* _Instructions for the task_:
Look through the entries below and return all lines including the word "this".

* _Provided records_:
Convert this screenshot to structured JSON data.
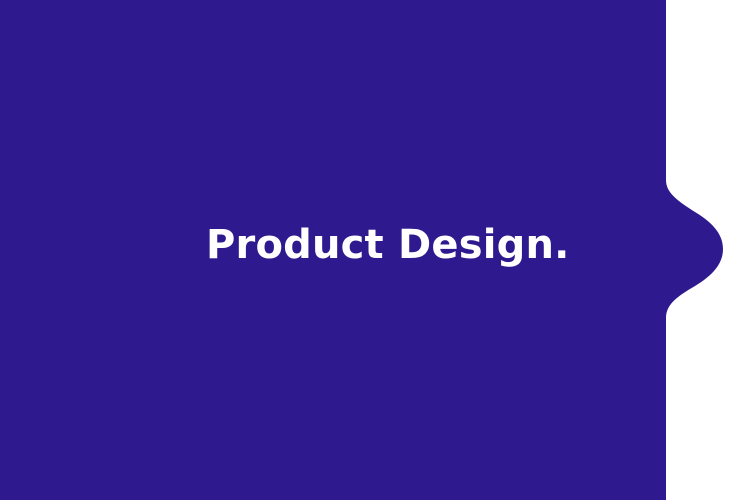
{
  "hero": {
    "title": "Product Design."
  },
  "colors": {
    "panel": "#2E1A8E",
    "background": "#FFFFFF",
    "text": "#FFFFFF"
  }
}
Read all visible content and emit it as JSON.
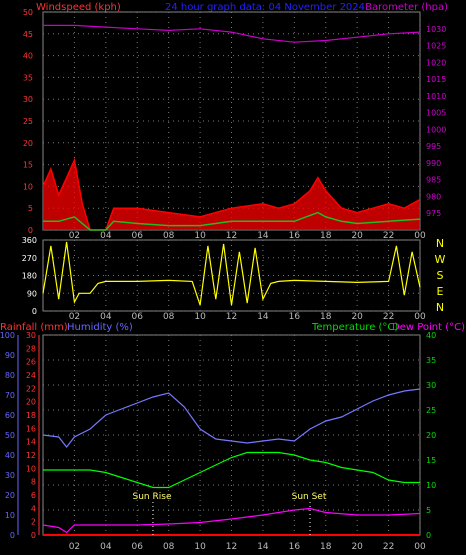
{
  "header": {
    "left_label": "Windspeed (kph)",
    "center_label": "24 hour graph data: 04 November 2024",
    "right_label": "Barometer (hpa)"
  },
  "lower_header": {
    "rain_label": "Rainfall (mm)",
    "humidity_label": "Humidity (%)",
    "temp_label": "Temperature (°C)",
    "dew_label": "Dew Point (°C)"
  },
  "annotations": {
    "sunrise": "Sun Rise",
    "sunset": "Sun Set"
  },
  "compass": [
    "N",
    "W",
    "S",
    "E",
    "N"
  ],
  "colors": {
    "wind": "#ff0000",
    "wind_avg": "#22bb22",
    "wind_low": "#ffffff",
    "baro": "#cc00cc",
    "dir": "#ffff00",
    "humidity": "#7777ff",
    "temp": "#00ff00",
    "dew": "#ff00ff",
    "rain": "#ff0000",
    "axis_red": "#ff3333",
    "axis_blue": "#6666ff",
    "axis_green": "#00dd00"
  },
  "x_ticks": [
    "02",
    "04",
    "06",
    "08",
    "10",
    "12",
    "14",
    "16",
    "18",
    "20",
    "22",
    "00"
  ],
  "chart_data": [
    {
      "type": "line",
      "name": "windspeed-barometer",
      "x_range": [
        0,
        24
      ],
      "y_left": {
        "label": "Windspeed (kph)",
        "range": [
          0,
          50
        ],
        "ticks": [
          0,
          5,
          10,
          15,
          20,
          25,
          30,
          35,
          40,
          45,
          50
        ]
      },
      "y_right": {
        "label": "Barometer (hpa)",
        "range": [
          970,
          1035
        ],
        "ticks": [
          975,
          980,
          985,
          990,
          995,
          1000,
          1005,
          1010,
          1015,
          1020,
          1025,
          1030
        ]
      },
      "series": [
        {
          "key": "barometer",
          "axis": "right",
          "x": [
            0,
            2,
            4,
            6,
            8,
            10,
            12,
            14,
            16,
            18,
            20,
            22,
            24
          ],
          "values": [
            1031,
            1031,
            1030.5,
            1030,
            1029.5,
            1030,
            1029,
            1027,
            1026,
            1026.5,
            1027.5,
            1028.5,
            1029
          ]
        },
        {
          "key": "wind_gust",
          "axis": "left",
          "x": [
            0,
            0.5,
            1,
            1.5,
            2,
            2.5,
            3,
            4,
            4.5,
            6,
            8,
            10,
            12,
            14,
            15,
            16,
            17,
            17.5,
            18,
            19,
            20,
            21,
            22,
            23,
            24
          ],
          "values": [
            10,
            14,
            8,
            12,
            16,
            6,
            0,
            0,
            5,
            5,
            4,
            3,
            5,
            6,
            5,
            6,
            9,
            12,
            9,
            5,
            4,
            5,
            6,
            5,
            7
          ]
        },
        {
          "key": "wind_avg",
          "axis": "left",
          "x": [
            0,
            1,
            2,
            3,
            4,
            4.5,
            6,
            8,
            10,
            12,
            14,
            16,
            17.5,
            18,
            19,
            20,
            22,
            24
          ],
          "values": [
            2,
            2,
            3,
            0,
            0,
            2,
            1.5,
            1,
            1,
            2,
            2,
            2,
            4,
            3,
            2,
            1.5,
            2,
            2.5
          ]
        }
      ]
    },
    {
      "type": "scatter",
      "name": "wind-direction",
      "x_range": [
        0,
        24
      ],
      "y_range": [
        0,
        360
      ],
      "y_ticks": [
        0,
        90,
        180,
        270,
        360
      ],
      "series": [
        {
          "key": "direction",
          "x": [
            0,
            0.5,
            1,
            1.5,
            2,
            2.3,
            3,
            3.5,
            4,
            6,
            8,
            9.5,
            10,
            10.5,
            11,
            11.5,
            12,
            12.5,
            13,
            13.5,
            14,
            14.5,
            15,
            16,
            18,
            20,
            22,
            22.5,
            23,
            23.5,
            24
          ],
          "values": [
            90,
            330,
            60,
            350,
            45,
            90,
            90,
            140,
            150,
            150,
            155,
            150,
            30,
            330,
            60,
            340,
            30,
            300,
            40,
            320,
            60,
            140,
            150,
            155,
            150,
            145,
            150,
            330,
            80,
            300,
            120
          ]
        }
      ]
    },
    {
      "type": "line",
      "name": "rain-humidity-temperature",
      "x_range": [
        0,
        24
      ],
      "y_left_rain": {
        "label": "Rainfall (mm)",
        "range": [
          0,
          30
        ],
        "ticks": [
          0,
          2,
          4,
          6,
          8,
          10,
          12,
          14,
          16,
          18,
          20,
          22,
          24,
          26,
          28,
          30
        ]
      },
      "y_left_humidity": {
        "label": "Humidity (%)",
        "range": [
          0,
          100
        ],
        "ticks": [
          0,
          10,
          20,
          30,
          40,
          50,
          60,
          70,
          80,
          90,
          100
        ]
      },
      "y_right": {
        "label": "Temperature (°C)",
        "range": [
          0,
          40
        ],
        "ticks": [
          0,
          5,
          10,
          15,
          20,
          25,
          30,
          35,
          40
        ]
      },
      "series": [
        {
          "key": "humidity",
          "axis": "humidity",
          "x": [
            0,
            1,
            1.5,
            2,
            3,
            4,
            5,
            6,
            7,
            8,
            9,
            10,
            11,
            12,
            13,
            14,
            15,
            16,
            17,
            18,
            19,
            20,
            21,
            22,
            23,
            24
          ],
          "values": [
            50,
            49,
            44,
            49,
            53,
            60,
            63,
            66,
            69,
            71,
            64,
            53,
            48,
            47,
            46,
            47,
            48,
            47,
            53,
            57,
            59,
            63,
            67,
            70,
            72,
            73
          ]
        },
        {
          "key": "temperature",
          "axis": "right",
          "x": [
            0,
            1,
            2,
            3,
            4,
            5,
            6,
            7,
            8,
            9,
            10,
            11,
            12,
            13,
            14,
            15,
            16,
            17,
            18,
            19,
            20,
            21,
            22,
            23,
            24
          ],
          "values": [
            13,
            13,
            13,
            13,
            12.5,
            11.5,
            10.5,
            9.5,
            9.5,
            11,
            12.5,
            14,
            15.5,
            16.5,
            16.5,
            16.5,
            16,
            15,
            14.5,
            13.5,
            13,
            12.5,
            11,
            10.5,
            10.5
          ]
        },
        {
          "key": "dew_point",
          "axis": "right",
          "x": [
            0,
            1,
            1.5,
            2,
            3,
            4,
            6,
            8,
            10,
            12,
            14,
            16,
            17,
            18,
            20,
            22,
            24
          ],
          "values": [
            2,
            1.5,
            0.5,
            2,
            2,
            2,
            2,
            2.2,
            2.5,
            3.2,
            4,
            5,
            5.3,
            4.5,
            4,
            4,
            4.3
          ]
        },
        {
          "key": "rainfall",
          "axis": "rain",
          "x": [
            0,
            24
          ],
          "values": [
            0,
            0
          ]
        }
      ]
    }
  ]
}
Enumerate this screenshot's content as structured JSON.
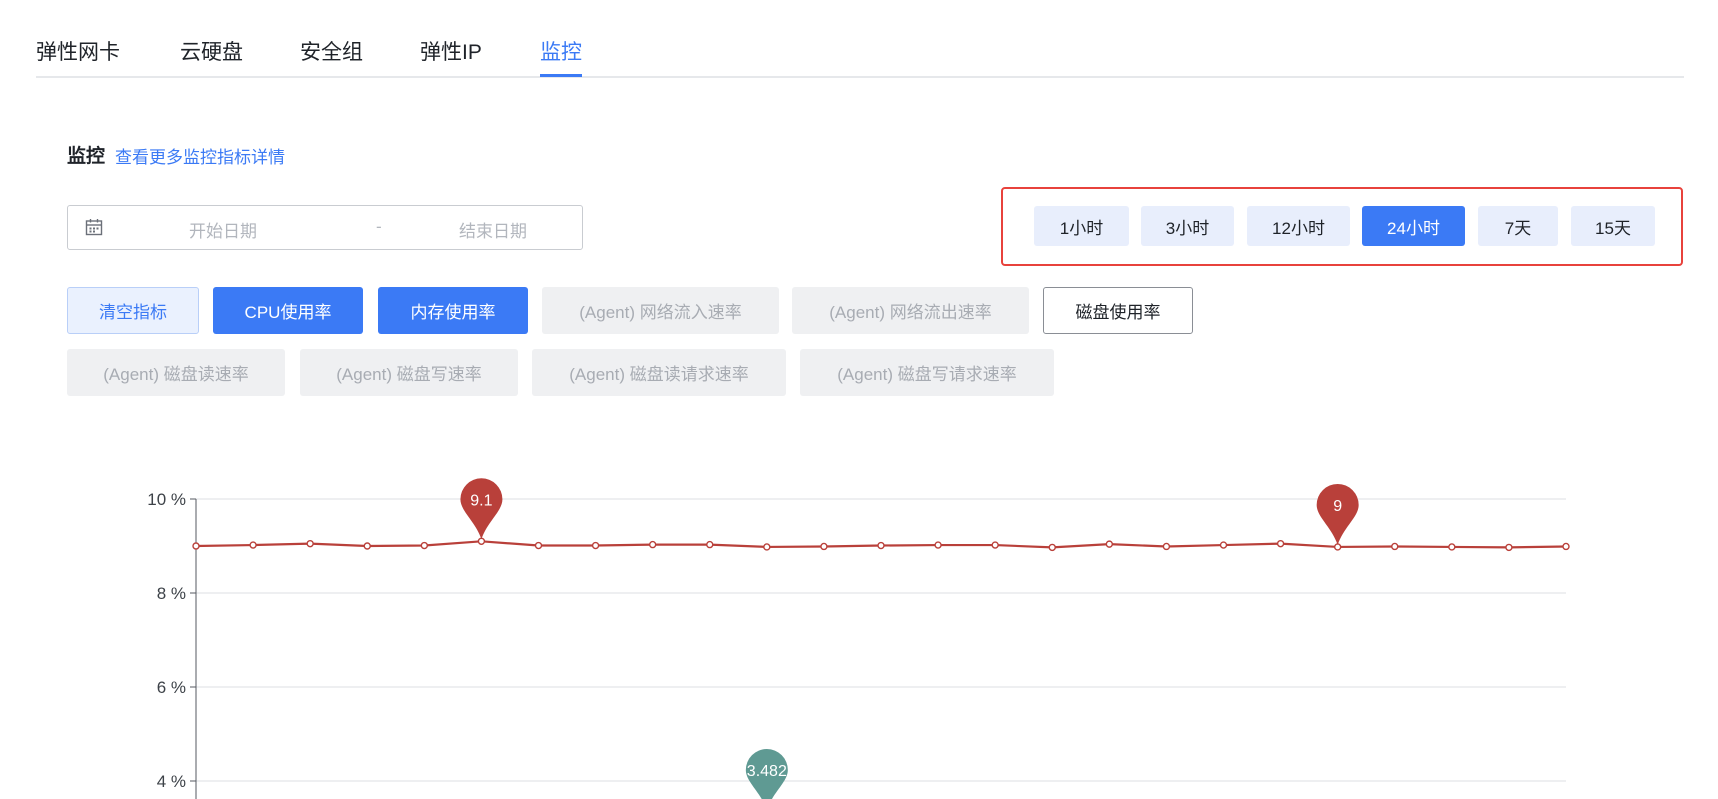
{
  "tabs": [
    {
      "label": "弹性网卡",
      "active": false
    },
    {
      "label": "云硬盘",
      "active": false
    },
    {
      "label": "安全组",
      "active": false
    },
    {
      "label": "弹性IP",
      "active": false
    },
    {
      "label": "监控",
      "active": true
    }
  ],
  "monitor": {
    "title": "监控",
    "detail_link": "查看更多监控指标详情"
  },
  "date_range": {
    "start_placeholder": "开始日期",
    "separator": "-",
    "end_placeholder": "结束日期",
    "icon": "calendar-icon"
  },
  "time_ranges": [
    {
      "label": "1小时",
      "active": false
    },
    {
      "label": "3小时",
      "active": false
    },
    {
      "label": "12小时",
      "active": false
    },
    {
      "label": "24小时",
      "active": true
    },
    {
      "label": "7天",
      "active": false
    },
    {
      "label": "15天",
      "active": false
    }
  ],
  "metrics": {
    "clear_label": "清空指标",
    "row1": [
      {
        "label": "CPU使用率",
        "state": "selected"
      },
      {
        "label": "内存使用率",
        "state": "selected"
      },
      {
        "label": "(Agent) 网络流入速率",
        "state": "disabled"
      },
      {
        "label": "(Agent) 网络流出速率",
        "state": "disabled"
      },
      {
        "label": "磁盘使用率",
        "state": "available"
      }
    ],
    "row2": [
      {
        "label": "(Agent) 磁盘读速率",
        "state": "disabled"
      },
      {
        "label": "(Agent) 磁盘写速率",
        "state": "disabled"
      },
      {
        "label": "(Agent) 磁盘读请求速率",
        "state": "disabled"
      },
      {
        "label": "(Agent) 磁盘写请求速率",
        "state": "disabled"
      }
    ]
  },
  "colors": {
    "accent": "#3b7af5",
    "highlight_border": "#e8423c",
    "series_memory": "#b9403a",
    "series_cpu": "#5f9a93"
  },
  "chart_data": {
    "type": "line",
    "y_ticks": [
      "10 %",
      "8 %",
      "6 %",
      "4 %"
    ],
    "ylim": [
      4,
      10
    ],
    "grid": true,
    "series": [
      {
        "values": [
          9.0,
          9.02,
          9.05,
          9.0,
          9.01,
          9.1,
          9.01,
          9.01,
          9.03,
          9.03,
          8.98,
          8.99,
          9.01,
          9.02,
          9.02,
          8.97,
          9.04,
          8.99,
          9.02,
          9.05,
          8.98,
          8.99,
          8.98,
          8.97,
          8.99
        ],
        "max_marker": {
          "index": 5,
          "label": "9.1"
        },
        "min_marker": {
          "index": 20,
          "label": "9"
        }
      },
      {
        "min_marker": {
          "index": 10,
          "label": "3.482"
        }
      }
    ]
  }
}
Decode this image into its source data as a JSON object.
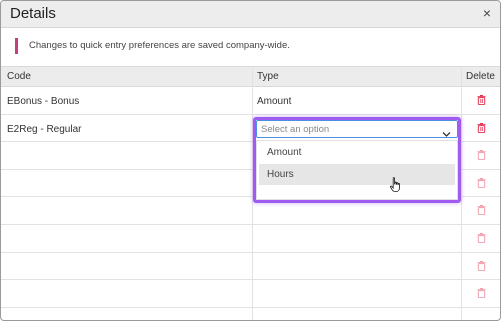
{
  "dialog": {
    "title": "Details",
    "close_label": "×",
    "notice": "Changes to quick entry preferences are saved company-wide."
  },
  "table": {
    "headers": {
      "code": "Code",
      "type": "Type",
      "delete": "Delete"
    },
    "rows": [
      {
        "code": "EBonus - Bonus",
        "type": "Amount"
      },
      {
        "code": "E2Reg - Regular",
        "type": ""
      }
    ]
  },
  "select": {
    "placeholder": "Select an option",
    "options": [
      "Amount",
      "Hours"
    ],
    "hovered": "Hours"
  },
  "colors": {
    "accent": "#a05cf2",
    "notice_bar": "#c2417a",
    "delete_active": "#e0314f",
    "delete_disabled": "#f0a0ad"
  }
}
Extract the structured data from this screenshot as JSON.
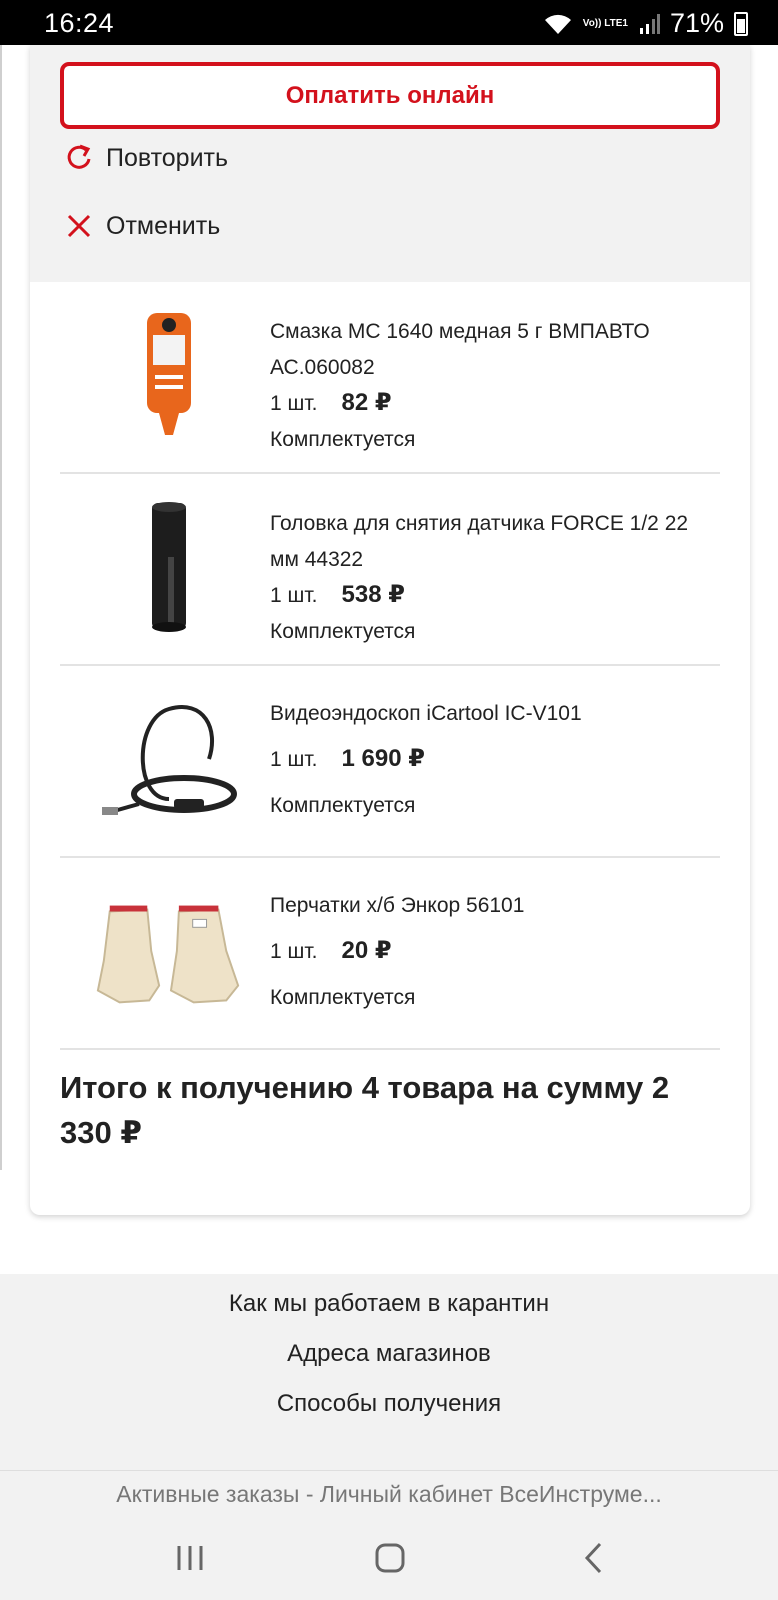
{
  "status_bar": {
    "time": "16:24",
    "network_label": "Vo)) LTE1",
    "battery": "71%",
    "icons": [
      "wifi-icon",
      "signal-icon",
      "battery-icon"
    ]
  },
  "order": {
    "pay_online_label": "Оплатить онлайн",
    "repeat_label": "Повторить",
    "cancel_label": "Отменить",
    "items": [
      {
        "name": "Смазка МС 1640 медная 5 г ВМПАВТО АС.060082",
        "qty": "1 шт.",
        "price": "82 ₽",
        "status": "Комплектуется",
        "image": "copper-grease-tube"
      },
      {
        "name": "Головка для снятия датчика FORCE 1/2 22 мм 44322",
        "qty": "1 шт.",
        "price": "538 ₽",
        "status": "Комплектуется",
        "image": "sensor-socket"
      },
      {
        "name": "Видеоэндоскоп iCartool IC-V101",
        "qty": "1 шт.",
        "price": "1 690 ₽",
        "status": "Комплектуется",
        "image": "video-endoscope"
      },
      {
        "name": "Перчатки х/б Энкор 56101",
        "qty": "1 шт.",
        "price": "20 ₽",
        "status": "Комплектуется",
        "image": "cotton-gloves"
      }
    ],
    "total_text": "Итого к получению 4 товара на сумму 2 330 ₽"
  },
  "footer": {
    "links": [
      "Как мы работаем в карантин",
      "Адреса магазинов",
      "Способы получения"
    ]
  },
  "browser": {
    "page_title": "Активные заказы - Личный кабинет ВсеИнструме..."
  },
  "colors": {
    "accent": "#d3111c",
    "panel": "#f2f2f2",
    "text": "#222222"
  }
}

* _Solution to the exercise_:
Convert this screenshot to structured JSON data.
Enumerate this screenshot's content as structured JSON.
Decode this image into its source data as a JSON object.
Extract the structured data from this screenshot as JSON.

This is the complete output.